Fiscally Conservative Modernist or Libertarian, you tend to highly value economic vitality and growth, freedom from government regulation or interference, global free trade, meritocracy, and “equity” where rewards are proportional to effort and talent.
Most knowledgeable commentators agree that the simple bipolar continuum of Left and Right no longer adequately captures the complexity of America’s political milieu. The existential polarity of “liberal and conservative” expresses itself in multiple ways and on multiple levels within the overall electorate. Our model accordingly identifies the four distinct political positions that comprise America’s contemporary political landscape.
Click on a title to see the results page for each of the four basic political positions:

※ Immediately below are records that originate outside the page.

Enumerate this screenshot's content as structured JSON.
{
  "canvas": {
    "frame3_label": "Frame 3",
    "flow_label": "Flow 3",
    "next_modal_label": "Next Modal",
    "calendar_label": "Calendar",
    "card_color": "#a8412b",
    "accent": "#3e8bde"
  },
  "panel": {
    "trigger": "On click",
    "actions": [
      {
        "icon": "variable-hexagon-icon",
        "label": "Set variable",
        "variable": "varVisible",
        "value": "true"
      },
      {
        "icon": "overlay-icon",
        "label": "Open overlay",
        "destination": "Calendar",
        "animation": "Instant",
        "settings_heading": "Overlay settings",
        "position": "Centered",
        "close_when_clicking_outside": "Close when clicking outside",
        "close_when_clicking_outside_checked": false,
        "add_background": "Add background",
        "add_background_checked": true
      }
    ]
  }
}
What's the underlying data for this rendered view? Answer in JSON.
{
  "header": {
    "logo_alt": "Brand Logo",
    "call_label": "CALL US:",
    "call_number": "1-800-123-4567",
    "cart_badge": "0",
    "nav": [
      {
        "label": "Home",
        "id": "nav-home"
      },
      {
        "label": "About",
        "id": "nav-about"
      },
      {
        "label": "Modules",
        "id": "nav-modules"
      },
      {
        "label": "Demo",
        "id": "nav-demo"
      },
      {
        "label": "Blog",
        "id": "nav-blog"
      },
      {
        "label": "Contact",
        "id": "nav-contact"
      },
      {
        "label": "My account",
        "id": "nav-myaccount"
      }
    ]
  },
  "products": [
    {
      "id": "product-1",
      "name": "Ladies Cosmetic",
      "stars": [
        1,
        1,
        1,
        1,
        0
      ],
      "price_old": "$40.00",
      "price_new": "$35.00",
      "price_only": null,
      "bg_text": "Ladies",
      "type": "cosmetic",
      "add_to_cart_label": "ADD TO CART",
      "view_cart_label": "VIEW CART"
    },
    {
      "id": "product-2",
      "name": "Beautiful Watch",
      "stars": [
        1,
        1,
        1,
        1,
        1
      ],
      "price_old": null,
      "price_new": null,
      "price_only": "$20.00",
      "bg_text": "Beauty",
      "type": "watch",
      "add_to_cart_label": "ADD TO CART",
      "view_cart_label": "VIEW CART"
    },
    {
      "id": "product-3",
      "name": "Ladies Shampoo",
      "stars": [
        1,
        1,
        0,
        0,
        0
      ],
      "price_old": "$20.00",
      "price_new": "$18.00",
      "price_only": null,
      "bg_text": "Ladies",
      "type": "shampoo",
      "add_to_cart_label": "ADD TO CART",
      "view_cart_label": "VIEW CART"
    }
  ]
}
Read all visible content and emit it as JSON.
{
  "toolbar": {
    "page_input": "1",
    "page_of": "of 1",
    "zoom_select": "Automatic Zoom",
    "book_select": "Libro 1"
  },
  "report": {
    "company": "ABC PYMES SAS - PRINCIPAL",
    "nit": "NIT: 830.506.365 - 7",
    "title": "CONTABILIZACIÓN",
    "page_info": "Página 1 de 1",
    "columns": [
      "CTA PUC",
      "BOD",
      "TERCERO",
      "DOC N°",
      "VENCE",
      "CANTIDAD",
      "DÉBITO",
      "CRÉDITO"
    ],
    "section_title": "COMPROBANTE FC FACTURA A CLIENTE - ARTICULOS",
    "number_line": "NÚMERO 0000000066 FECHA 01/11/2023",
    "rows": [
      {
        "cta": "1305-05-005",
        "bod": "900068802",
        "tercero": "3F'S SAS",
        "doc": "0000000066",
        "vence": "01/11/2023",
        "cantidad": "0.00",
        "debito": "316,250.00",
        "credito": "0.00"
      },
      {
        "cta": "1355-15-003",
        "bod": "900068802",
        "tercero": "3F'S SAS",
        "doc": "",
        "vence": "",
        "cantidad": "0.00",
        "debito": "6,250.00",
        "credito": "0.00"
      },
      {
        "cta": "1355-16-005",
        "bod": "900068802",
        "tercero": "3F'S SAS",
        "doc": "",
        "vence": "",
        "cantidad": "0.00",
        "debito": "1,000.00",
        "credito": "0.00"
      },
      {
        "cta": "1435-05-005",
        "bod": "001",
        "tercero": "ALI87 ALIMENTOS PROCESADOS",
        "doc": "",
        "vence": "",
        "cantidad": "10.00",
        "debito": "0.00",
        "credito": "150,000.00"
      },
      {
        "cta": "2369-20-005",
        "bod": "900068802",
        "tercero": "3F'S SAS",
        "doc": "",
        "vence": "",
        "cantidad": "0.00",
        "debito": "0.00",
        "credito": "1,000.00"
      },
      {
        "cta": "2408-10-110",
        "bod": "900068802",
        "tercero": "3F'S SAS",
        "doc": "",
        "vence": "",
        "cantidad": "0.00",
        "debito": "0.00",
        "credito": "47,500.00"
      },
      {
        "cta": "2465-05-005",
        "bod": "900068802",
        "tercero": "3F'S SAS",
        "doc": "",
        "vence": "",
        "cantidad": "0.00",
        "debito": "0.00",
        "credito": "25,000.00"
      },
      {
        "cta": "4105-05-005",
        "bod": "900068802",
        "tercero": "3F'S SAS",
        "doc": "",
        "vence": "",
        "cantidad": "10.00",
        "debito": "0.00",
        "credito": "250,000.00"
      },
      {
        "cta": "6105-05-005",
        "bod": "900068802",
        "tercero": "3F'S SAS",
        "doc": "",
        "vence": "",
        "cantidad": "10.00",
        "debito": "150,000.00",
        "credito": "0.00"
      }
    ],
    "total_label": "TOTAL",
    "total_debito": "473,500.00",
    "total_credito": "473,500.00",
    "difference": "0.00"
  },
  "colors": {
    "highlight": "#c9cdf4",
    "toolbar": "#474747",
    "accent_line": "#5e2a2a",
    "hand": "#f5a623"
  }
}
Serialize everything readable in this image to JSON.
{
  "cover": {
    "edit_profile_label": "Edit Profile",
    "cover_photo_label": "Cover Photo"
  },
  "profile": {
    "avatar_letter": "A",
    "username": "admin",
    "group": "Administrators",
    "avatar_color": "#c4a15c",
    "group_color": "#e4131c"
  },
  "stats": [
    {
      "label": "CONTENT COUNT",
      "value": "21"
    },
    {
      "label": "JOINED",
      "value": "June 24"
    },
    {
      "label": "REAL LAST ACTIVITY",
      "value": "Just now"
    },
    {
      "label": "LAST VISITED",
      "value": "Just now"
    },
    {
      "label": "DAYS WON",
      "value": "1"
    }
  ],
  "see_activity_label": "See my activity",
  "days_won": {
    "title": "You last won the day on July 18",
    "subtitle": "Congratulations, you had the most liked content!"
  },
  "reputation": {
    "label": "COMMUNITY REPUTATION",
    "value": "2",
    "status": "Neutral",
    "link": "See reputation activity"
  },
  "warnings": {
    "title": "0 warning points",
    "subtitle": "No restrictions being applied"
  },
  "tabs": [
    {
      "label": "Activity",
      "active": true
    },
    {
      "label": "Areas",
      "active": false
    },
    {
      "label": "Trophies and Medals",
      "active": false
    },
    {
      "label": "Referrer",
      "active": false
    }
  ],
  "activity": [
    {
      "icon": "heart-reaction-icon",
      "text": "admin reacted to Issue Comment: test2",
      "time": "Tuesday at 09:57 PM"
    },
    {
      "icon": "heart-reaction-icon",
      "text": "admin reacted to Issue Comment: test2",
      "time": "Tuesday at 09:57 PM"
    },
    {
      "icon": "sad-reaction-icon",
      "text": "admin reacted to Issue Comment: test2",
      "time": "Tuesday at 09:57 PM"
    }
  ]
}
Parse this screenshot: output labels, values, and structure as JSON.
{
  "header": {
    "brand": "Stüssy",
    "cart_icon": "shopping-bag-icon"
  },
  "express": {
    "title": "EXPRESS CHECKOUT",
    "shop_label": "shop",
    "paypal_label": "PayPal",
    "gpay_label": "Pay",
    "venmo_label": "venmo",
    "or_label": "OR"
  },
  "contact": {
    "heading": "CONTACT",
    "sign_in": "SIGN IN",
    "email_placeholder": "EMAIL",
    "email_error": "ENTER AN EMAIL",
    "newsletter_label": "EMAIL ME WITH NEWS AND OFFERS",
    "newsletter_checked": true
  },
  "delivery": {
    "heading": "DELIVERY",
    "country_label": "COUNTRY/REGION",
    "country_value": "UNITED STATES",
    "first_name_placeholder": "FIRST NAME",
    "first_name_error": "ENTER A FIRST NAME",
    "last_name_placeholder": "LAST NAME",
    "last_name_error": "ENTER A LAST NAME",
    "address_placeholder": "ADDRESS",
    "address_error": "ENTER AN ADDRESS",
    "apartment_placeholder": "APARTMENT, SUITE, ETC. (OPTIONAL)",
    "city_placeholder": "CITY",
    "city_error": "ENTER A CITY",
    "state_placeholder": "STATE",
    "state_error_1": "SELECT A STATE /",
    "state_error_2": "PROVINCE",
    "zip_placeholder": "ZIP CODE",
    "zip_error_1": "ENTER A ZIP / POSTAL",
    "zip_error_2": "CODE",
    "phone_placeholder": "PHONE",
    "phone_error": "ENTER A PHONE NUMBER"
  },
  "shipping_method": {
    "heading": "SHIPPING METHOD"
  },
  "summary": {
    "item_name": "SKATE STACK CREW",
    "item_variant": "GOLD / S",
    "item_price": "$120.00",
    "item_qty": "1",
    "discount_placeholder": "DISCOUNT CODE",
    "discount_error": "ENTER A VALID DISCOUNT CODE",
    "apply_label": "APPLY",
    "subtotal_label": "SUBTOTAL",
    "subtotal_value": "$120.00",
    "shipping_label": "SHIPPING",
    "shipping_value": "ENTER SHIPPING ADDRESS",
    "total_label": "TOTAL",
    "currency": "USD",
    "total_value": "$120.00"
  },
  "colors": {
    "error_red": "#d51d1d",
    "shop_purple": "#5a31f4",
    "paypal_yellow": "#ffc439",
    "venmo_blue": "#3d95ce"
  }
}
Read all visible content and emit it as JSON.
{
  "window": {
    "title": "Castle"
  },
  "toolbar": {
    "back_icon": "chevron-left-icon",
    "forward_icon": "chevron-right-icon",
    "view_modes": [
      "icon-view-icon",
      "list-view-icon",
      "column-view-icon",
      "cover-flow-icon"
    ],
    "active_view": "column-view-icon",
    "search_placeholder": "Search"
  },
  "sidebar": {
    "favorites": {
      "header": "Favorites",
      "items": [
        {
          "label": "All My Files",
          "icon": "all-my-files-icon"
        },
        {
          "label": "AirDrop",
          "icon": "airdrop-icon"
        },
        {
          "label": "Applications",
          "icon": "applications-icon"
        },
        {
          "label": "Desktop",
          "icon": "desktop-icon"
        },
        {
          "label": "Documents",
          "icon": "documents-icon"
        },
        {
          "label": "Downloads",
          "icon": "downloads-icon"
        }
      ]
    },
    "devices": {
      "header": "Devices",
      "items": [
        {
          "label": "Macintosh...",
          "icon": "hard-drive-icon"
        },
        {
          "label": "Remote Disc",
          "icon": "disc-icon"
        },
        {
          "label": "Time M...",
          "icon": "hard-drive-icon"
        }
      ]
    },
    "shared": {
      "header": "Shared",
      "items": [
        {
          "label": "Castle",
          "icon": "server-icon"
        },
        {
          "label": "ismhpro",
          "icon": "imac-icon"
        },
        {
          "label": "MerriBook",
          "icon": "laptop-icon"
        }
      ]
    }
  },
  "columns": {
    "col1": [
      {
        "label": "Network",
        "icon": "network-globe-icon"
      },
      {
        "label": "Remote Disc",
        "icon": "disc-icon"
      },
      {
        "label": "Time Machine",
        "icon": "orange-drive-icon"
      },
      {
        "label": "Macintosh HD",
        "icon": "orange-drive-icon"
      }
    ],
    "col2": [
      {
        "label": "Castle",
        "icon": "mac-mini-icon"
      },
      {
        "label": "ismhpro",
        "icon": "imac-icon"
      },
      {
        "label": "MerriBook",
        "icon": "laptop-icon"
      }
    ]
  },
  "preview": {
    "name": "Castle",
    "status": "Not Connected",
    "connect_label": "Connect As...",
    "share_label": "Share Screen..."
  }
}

The Institute for Cultural Evolution’s Political Polarization Test is based on “post-progressive political philosophy,” which is outlined in our president’s 2020 book: Developmental Politics—How America Can Grow into a Better Version of Itself. As discussed in Developmental Politics, a key principle for ameliorating political polarization is that each pole needs the values of its opposing pole for its own further and fuller development. Applied to politics, this principle shows how conservative values can serve to improve liberal positions by challenging and moderating such positions in a way that makes them stronger. The same can be said about the role of liberal values in strengthening conservative positions. See the results pages for specific examples. This test is not social science research, it is simply an interactive method for demonstrating some of the ideas behind ICE’s polarization campaign. For more on post-progressive politics see:
Polarization Test © 2020, Institute for Cultural Evolution